Figurative art and sculpture have always been a source of inspiration to me – generating an emotional response and firing my imagination – probably because I am fascinated by people and animals, history and anthropology.
I find the science behind art captivating, and since I founded The Sculpture School, I have had to understand why I do what I do, to formulate a coherent system in order to explain to students how to sculpt. This has been a fascinating process that has not only generated a complete methodology for sculpting but has also taken my own personal sculpting ability to another level altogether. There is not a teaching session that goes by without me discovering a new 'rule of thumb' or anatomical rule that is a real 'light-bulb' moment! This is such an incredibly powerful aspect of teaching which has come as a complete surprise to me and is a huge bonus to my own work as well as my teaching.
Anatomy, both human and animal, is inspirational and superb reference/research material. The more I understand and learn, the simpler my job becomes. For example, I no longer need to use a model to create a beautifully proportioned human figure because I understand its anatomy and physiology as well as having an artistic appreciation of design and proportion. In medical anatomy, muscles have an origin and insertion – in sculpture this is called rhythm and although rarely seen by the casual observer, to an accomplished sculptor this imbues life, energy and movement into every aspect of the sculpture. I have developed an alternative definition called Design Criteria which is an observation of the simple shapes and forms that groups of muscles make – essentially an artistic interpretation of anatomy. The Design Criteria charts we use at The Sculpture School are core to my teaching of sculpture.
The thrill of being able to sculpt a figure in clay which is imbued with life and energy comes from constantly learning. I enjoy the knowledge. Science and art are intrinsically linked (there's no greater exponent of that than Leonardo da Vinci) and as such, is an important facet that needs to be considered when prioritising school curriculums. Art and science are symbiotic to my mind and my work would be the poorer without constantly researching how humans and animals work!
Some might ask why we need to worry about creating realistic figurative art these days – surely this is considered by some as being old fashioned? For me, history judges a civilisation by its art, and society in general likes to celebrate significant achievements of important people. Having the skill to create the likeness of a person and capture the essence of their character is vital to my work as a commissioned artist. I like to instil narrative within a sculpture, weaving the story of someone's life and character into the clay – it evokes reaction, intrigue, fascination and the desire to come back and find more secrets hidden within. Adding narrative makes the sculpture so much more than just a person's replica. This is definitely the case with my David Bowie sculpture, unveiled in Aylesbury in March 2018.

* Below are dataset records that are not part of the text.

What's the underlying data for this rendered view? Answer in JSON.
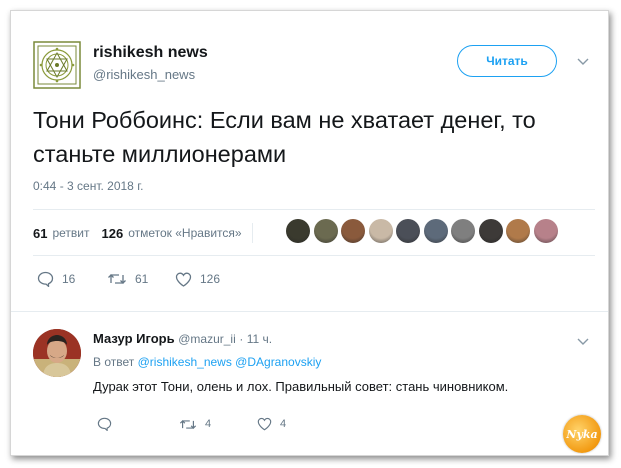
{
  "tweet": {
    "author_name": "rishikesh news",
    "author_handle": "@rishikesh_news",
    "follow_label": "Читать",
    "text": "Тони Роббоинс: Если вам не хватает денег, то станьте миллионерами",
    "timestamp": "0:44 - 3 сент. 2018 г.",
    "retweets_count": "61",
    "retweets_label": "ретвит",
    "likes_count": "126",
    "likes_label": "отметок «Нравится»",
    "actions": {
      "reply_count": "16",
      "retweet_count": "61",
      "like_count": "126"
    },
    "likers": [
      "#3a3a2e",
      "#6b6a50",
      "#8a5a3c",
      "#c9b9a6",
      "#4b4f58",
      "#5d6a7a",
      "#7f7f7f",
      "#3d3a38",
      "#b07a4a",
      "#b7818a"
    ]
  },
  "reply": {
    "author_name": "Мазур Игорь",
    "author_handle": "@mazur_ii",
    "time": "· 11 ч.",
    "in_reply_prefix": "В ответ",
    "in_reply_users": "@rishikesh_news @DAgranovskiy",
    "text": "Дурак этот Тони, олень и лох. Правильный совет: стань чиновником.",
    "retweet_count": "4",
    "like_count": "4"
  },
  "watermark": "Nyka",
  "colors": {
    "accent": "#1da1f2",
    "muted": "#657786",
    "text": "#14171a"
  }
}
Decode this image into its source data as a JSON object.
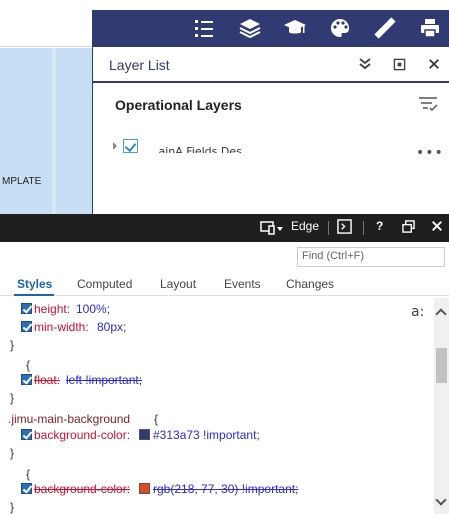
{
  "app": {
    "map_label": "MPLATE",
    "panel": {
      "title": "Layer List",
      "operational_layers": "Operational Layers",
      "layer_name": "...ainA Fields Des..."
    }
  },
  "toolbar": {
    "icons": [
      "list-icon",
      "layers-icon",
      "graduation-cap-icon",
      "palette-icon",
      "ruler-icon",
      "print-icon"
    ],
    "color": "#313a73"
  },
  "devtools": {
    "emulation_label": "Edge",
    "help_label": "?",
    "find_placeholder": "Find (Ctrl+F)",
    "tabs": [
      "Styles",
      "Computed",
      "Layout",
      "Events",
      "Changes"
    ],
    "a_label": "a:",
    "rules": {
      "r1_height_prop": "height:",
      "r1_height_val": "100%;",
      "r1_minwidth_prop": "min-width:",
      "r1_minwidth_val": "80px;",
      "close1": "}",
      "open2": "{",
      "r2_float_prop": "float:",
      "r2_float_val": "left !important;",
      "close2": "}",
      "selector3": ".jimu-main-background",
      "open3": "{",
      "r3_bg_prop": "background-color:",
      "r3_bg_val": "#313a73 !important;",
      "r3_swatch": "#313a73",
      "close3": "}",
      "open4": "{",
      "r4_bg_prop": "background-color:",
      "r4_bg_val": "rgb(218, 77, 30) !important;",
      "r4_swatch": "#da4d1e",
      "close4": "}"
    }
  }
}
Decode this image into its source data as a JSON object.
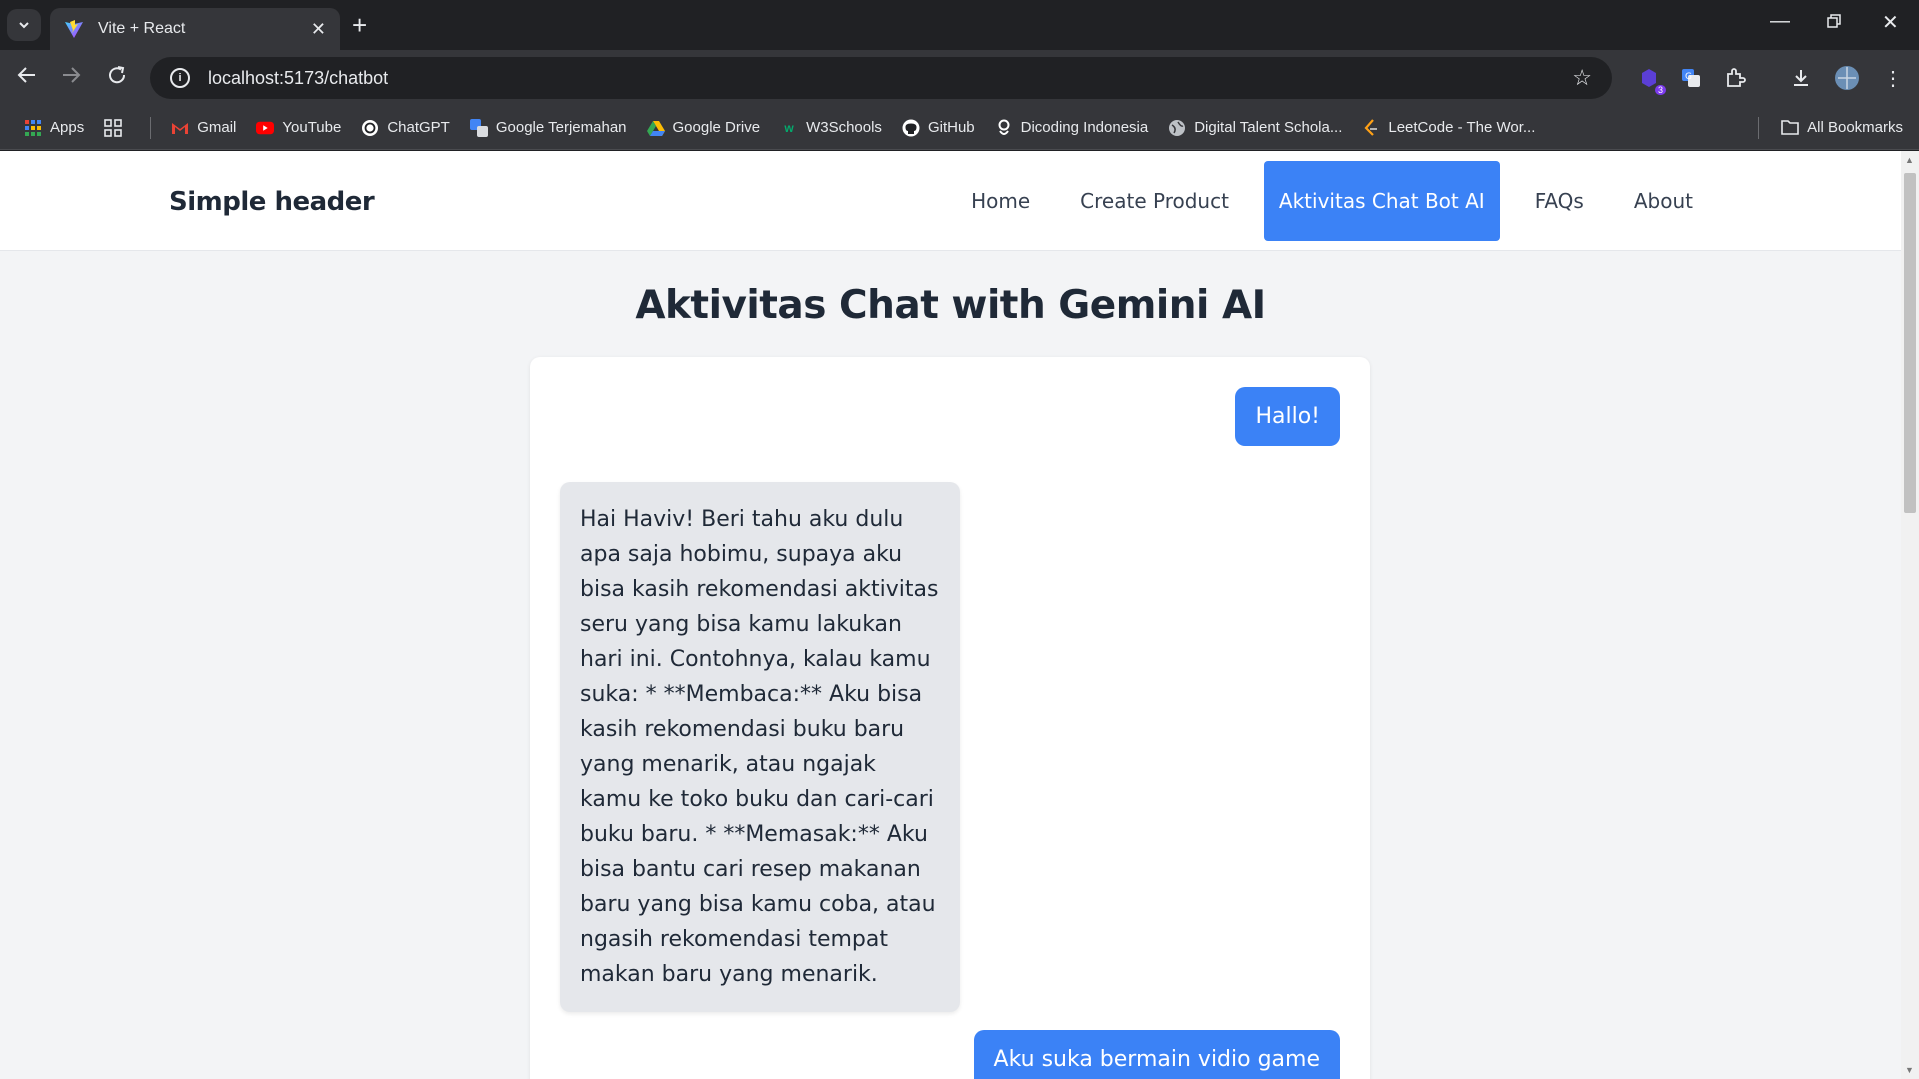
{
  "browser": {
    "tab_title": "Vite + React",
    "url": "localhost:5173/chatbot",
    "extension_badge": "3",
    "bookmarks": [
      {
        "label": "Apps",
        "icon": "apps-grid-icon",
        "color": "#4285f4"
      },
      {
        "label": "Gmail",
        "icon": "gmail-icon",
        "color": "#ea4335"
      },
      {
        "label": "YouTube",
        "icon": "youtube-icon",
        "color": "#ff0000"
      },
      {
        "label": "ChatGPT",
        "icon": "chatgpt-icon",
        "color": "#ffffff"
      },
      {
        "label": "Google Terjemahan",
        "icon": "google-translate-icon",
        "color": "#4285f4"
      },
      {
        "label": "Google Drive",
        "icon": "google-drive-icon",
        "color": "#fbbc04"
      },
      {
        "label": "W3Schools",
        "icon": "w3schools-icon",
        "color": "#04aa6d"
      },
      {
        "label": "GitHub",
        "icon": "github-icon",
        "color": "#ffffff"
      },
      {
        "label": "Dicoding Indonesia",
        "icon": "dicoding-icon",
        "color": "#ffffff"
      },
      {
        "label": "Digital Talent Schola...",
        "icon": "globe-icon",
        "color": "#bdc1c6"
      },
      {
        "label": "LeetCode - The Wor...",
        "icon": "leetcode-icon",
        "color": "#ffa116"
      }
    ],
    "all_bookmarks": "All Bookmarks"
  },
  "site": {
    "brand": "Simple header",
    "nav": [
      "Home",
      "Create Product",
      "Aktivitas Chat Bot AI",
      "FAQs",
      "About"
    ],
    "active_nav": "Aktivitas Chat Bot AI",
    "accent_color": "#3b82f6"
  },
  "page": {
    "title": "Aktivitas Chat with Gemini AI"
  },
  "chat": {
    "messages": [
      {
        "role": "user",
        "text": "Hallo!"
      },
      {
        "role": "bot",
        "text": "Hai Haviv! Beri tahu aku dulu apa saja hobimu, supaya aku bisa kasih rekomendasi aktivitas seru yang bisa kamu lakukan hari ini. Contohnya, kalau kamu suka: * **Membaca:** Aku bisa kasih rekomendasi buku baru yang menarik, atau ngajak kamu ke toko buku dan cari-cari buku baru. * **Memasak:** Aku bisa bantu cari resep makanan baru yang bisa kamu coba, atau ngasih rekomendasi tempat makan baru yang menarik."
      },
      {
        "role": "user",
        "text": "Aku suka bermain vidio game"
      }
    ]
  }
}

He was such a complex character, that to depict him with just one figure would not have done him or his career justice, so my sculpture has Ziggy Stardust as the main figure, with a more mature Bowie standing behind him, looking back at his younger incarnation, with a bas-relief background featuring 13 portraits of Bowie's multiple personas throughout his career.
Weaving through the whole sculpture are the themes of the 'man who fell to earth' and Bowie's tale of Major Tom lost in space, space itself, the planet Mars, and the spoil of a rocket ship intertwining among them all.
Sculpture is all about inspiration and, as far as I'm concerned, should speak to the heart, create a reaction, make people think. Most of all it should look stunning – and have a WOW factor! This is what I'm looking to achieve in all my work, and what I look for in other people's.
Andrew Sinclair, sculptor